It was almost an incredible piece of history. But a New Jersey museum's nearly 200-year-old letter written by the English poet Lord Byron has turned out to be a fake, the Star-Ledger reports. The National Historic Park in Morristown received the letter more than 50 years ago, but wasn't aware the letter was forged until it offered to loan the letter to Drew University as part of an exhibit on Byron. During a fact-checking process, an expert noticed a number of discrepancies: It was uncharacteristically signed "N. Byron" and used a salutation the real Byron rarely wrote.

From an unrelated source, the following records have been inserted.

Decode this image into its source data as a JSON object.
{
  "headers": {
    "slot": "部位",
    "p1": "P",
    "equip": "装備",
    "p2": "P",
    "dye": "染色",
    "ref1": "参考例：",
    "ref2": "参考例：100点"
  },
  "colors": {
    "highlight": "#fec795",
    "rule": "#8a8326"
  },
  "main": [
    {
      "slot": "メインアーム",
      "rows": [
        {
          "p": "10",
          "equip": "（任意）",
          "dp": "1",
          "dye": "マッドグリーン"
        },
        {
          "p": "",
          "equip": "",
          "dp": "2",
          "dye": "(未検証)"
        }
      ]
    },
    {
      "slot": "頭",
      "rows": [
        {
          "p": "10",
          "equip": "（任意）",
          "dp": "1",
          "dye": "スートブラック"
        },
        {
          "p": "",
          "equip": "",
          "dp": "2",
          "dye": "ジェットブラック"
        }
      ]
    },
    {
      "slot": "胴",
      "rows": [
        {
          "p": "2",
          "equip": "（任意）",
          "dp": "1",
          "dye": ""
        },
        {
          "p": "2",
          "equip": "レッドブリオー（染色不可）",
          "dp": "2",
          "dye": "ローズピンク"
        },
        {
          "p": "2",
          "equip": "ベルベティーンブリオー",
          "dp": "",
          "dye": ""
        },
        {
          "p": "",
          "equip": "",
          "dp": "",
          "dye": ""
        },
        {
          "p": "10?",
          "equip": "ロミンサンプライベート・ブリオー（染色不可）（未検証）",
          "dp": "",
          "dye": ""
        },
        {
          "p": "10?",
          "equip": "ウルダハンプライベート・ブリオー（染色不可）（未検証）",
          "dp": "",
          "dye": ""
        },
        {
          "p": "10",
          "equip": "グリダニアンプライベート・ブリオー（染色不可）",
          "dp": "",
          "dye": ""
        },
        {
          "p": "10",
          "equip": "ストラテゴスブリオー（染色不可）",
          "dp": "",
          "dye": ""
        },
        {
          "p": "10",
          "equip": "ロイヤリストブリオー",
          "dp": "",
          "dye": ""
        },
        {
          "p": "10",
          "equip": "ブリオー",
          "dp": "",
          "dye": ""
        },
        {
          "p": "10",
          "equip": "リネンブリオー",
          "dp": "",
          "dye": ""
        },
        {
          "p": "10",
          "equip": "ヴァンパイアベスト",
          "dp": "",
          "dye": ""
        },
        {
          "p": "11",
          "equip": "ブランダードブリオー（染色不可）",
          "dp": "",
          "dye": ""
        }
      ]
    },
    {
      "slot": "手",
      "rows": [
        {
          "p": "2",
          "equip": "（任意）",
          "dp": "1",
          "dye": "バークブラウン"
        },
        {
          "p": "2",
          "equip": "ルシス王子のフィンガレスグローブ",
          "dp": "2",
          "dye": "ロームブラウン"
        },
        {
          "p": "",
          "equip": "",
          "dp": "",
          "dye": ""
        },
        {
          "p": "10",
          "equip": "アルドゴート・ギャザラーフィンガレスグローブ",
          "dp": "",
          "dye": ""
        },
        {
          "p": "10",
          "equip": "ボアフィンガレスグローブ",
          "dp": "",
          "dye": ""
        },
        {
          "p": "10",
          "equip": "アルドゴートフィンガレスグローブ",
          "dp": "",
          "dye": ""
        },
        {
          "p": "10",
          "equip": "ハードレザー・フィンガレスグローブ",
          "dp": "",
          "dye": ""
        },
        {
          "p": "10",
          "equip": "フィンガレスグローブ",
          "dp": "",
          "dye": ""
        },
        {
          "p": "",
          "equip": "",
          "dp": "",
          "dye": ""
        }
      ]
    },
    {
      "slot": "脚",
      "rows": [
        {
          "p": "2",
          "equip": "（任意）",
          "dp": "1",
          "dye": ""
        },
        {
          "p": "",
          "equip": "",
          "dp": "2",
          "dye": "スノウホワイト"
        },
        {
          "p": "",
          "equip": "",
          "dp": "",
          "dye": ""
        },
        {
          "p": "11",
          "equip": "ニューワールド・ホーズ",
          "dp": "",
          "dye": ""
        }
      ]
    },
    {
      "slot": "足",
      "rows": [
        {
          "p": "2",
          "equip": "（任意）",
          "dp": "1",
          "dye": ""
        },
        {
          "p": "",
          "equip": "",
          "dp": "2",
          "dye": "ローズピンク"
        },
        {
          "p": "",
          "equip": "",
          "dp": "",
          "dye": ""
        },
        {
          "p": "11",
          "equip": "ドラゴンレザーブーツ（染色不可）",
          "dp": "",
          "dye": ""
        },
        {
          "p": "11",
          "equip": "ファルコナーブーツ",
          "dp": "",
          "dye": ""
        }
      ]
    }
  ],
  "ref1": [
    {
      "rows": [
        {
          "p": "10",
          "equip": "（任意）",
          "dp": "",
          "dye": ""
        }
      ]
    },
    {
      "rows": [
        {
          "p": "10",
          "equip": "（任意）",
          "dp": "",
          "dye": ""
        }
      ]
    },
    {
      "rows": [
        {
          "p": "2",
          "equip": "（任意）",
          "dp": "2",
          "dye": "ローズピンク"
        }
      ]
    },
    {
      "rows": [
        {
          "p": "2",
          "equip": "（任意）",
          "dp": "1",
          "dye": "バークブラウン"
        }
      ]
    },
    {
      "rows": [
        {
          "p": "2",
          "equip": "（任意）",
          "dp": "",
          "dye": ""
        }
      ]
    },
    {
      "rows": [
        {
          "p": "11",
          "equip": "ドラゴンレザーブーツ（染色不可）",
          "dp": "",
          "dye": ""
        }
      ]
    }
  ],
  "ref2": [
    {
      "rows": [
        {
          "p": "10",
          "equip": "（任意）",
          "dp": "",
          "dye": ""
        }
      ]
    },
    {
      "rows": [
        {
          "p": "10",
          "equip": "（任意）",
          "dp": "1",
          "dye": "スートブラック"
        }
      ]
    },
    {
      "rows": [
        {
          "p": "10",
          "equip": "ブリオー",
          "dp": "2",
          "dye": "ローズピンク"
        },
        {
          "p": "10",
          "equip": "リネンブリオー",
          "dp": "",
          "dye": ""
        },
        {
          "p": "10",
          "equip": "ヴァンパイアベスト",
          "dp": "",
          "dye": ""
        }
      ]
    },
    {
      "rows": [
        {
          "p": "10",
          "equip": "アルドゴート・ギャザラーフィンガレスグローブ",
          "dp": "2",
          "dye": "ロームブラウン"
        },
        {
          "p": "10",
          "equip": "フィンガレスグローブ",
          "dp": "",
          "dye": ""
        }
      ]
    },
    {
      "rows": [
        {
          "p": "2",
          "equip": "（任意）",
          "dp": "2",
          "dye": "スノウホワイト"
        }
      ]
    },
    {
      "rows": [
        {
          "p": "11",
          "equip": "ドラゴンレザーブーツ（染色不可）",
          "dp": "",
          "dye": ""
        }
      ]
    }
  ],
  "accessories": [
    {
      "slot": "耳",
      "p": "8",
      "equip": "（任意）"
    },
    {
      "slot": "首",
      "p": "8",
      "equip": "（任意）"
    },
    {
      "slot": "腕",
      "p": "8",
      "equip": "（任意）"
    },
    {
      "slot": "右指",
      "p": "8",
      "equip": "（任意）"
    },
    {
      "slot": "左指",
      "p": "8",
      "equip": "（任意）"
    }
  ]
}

The museum now believes the letter was written 50 years after he died. Anything Byron touched became quite valuable after his 1824 death, notes the Star-Ledger: A real, signed letter is currently listed for sale on a rare books website for nearly $12,000. With so much money to be made off a Byron document, many forgers saw an opportunity. But all is not lost for the New Jersey museum: Even authentic fakes of Byron's handwriting hold some monetary value, and an opportunity to educate. The museum is considering a exhibition of forged documents. (Read more New Jersey stories.)